Now, on Easter Day, we rise. We rise to find that Lent is over. Whatever we gave up, we can eat, drink, smoke or take up again (must we?). Whatever we have been reading is complete (almost). Whatever we took up, we can lay down (but should we?). Whatever we were like 46 days ago has changed (have we?). The world looks different: events have been and gone, and our surroundings seem to us changed. Even our possessions have taken on new meanings, and we are surrounded by familiar objects that now speak to us, tell us stories and remind us of the renewal we can find on the road to resurrection.

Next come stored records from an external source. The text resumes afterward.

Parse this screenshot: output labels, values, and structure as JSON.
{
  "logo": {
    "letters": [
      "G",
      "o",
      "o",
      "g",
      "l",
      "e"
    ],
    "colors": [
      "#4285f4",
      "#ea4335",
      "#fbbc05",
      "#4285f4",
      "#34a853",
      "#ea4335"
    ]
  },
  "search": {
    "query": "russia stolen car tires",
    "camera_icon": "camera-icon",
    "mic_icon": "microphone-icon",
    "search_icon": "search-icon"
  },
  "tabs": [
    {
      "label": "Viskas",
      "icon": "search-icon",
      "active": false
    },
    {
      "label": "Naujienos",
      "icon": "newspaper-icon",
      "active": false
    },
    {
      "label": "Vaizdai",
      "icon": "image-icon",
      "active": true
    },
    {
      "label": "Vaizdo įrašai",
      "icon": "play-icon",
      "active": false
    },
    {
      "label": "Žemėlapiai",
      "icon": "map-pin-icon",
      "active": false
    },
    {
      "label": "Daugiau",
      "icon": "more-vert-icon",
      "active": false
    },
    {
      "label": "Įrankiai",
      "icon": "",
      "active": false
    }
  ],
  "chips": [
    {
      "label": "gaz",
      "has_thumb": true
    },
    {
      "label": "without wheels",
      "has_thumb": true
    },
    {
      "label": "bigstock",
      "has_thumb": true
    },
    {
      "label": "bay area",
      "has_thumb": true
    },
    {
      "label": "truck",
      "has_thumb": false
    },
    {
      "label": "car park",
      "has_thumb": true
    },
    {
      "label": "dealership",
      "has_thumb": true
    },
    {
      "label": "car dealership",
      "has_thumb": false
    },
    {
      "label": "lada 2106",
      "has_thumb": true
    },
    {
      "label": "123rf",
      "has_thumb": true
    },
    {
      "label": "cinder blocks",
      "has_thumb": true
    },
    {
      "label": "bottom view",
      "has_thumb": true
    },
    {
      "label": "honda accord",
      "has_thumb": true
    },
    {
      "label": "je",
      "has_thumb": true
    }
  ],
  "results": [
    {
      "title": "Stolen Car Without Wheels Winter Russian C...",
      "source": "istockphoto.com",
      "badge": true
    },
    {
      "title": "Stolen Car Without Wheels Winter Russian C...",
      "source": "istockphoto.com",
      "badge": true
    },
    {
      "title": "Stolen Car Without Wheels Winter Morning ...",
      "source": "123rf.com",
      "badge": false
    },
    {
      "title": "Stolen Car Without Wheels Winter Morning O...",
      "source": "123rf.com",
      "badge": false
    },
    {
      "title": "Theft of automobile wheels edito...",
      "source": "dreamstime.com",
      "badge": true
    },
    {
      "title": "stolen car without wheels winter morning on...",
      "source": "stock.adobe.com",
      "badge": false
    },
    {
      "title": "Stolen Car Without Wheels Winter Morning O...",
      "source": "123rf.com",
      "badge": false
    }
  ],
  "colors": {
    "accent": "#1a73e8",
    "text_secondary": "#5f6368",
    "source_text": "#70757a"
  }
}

For the Lord is risen indeed! He rises with us each and every day. Just as each night when we go to sleep we die a little death as we turn out the life-light, every morning the light returns and dazzles us with the dawning reality of our own daily resurrection. It is our daily rising that reaffirms our own existence and connects us to the greater light, without which we would be dead. In his talk to the Oxford Socratic Club in 1962, C.S. Lewis said:
Christian theology can fit in science, art, morality and the sub-Christian religions. The scientific point of view cannot fit in any of these things, not even science itself. I believe in Christianity as I believe that the sun has risen, not only because I see it but because by it I see everything else.
In faith, we see everything by the light of the Easter sunrise. So it is that the light that dazzles us on first acquaintance, the resurrection light that blinded and confused the early disciples and made them fearful, soon made them excited as they realised that this light illuminates everything that they had already seen, and would see in the future. As we rise again, to a normal day that is also the day of resurrection, we may feel it is special because the calendar says it is. But actually, every single day is illuminated by Easter light, and every day is simply just another, normal, regular, recurring day of resurrection. We do not say today, ‘Christ has risen.’ No, we say, ‘Christ is risen.’ For Christ is risen every day, from then on and from now on. It has happened before and it will happen again. Every day is Easter Day, and the day of resurrection is every day.
May the resurrection light of Christ illuminate our past and our future, and shine from everything we see and touch, this Easter and hereafter. For you, Lord, are risen. You are risen indeed! Hallelujah! Amen
The Rev'd Dr Gordon Giles, St Mary Magdalene, Enfield.
Please note this text is copyright © BRF, Oxford, 2018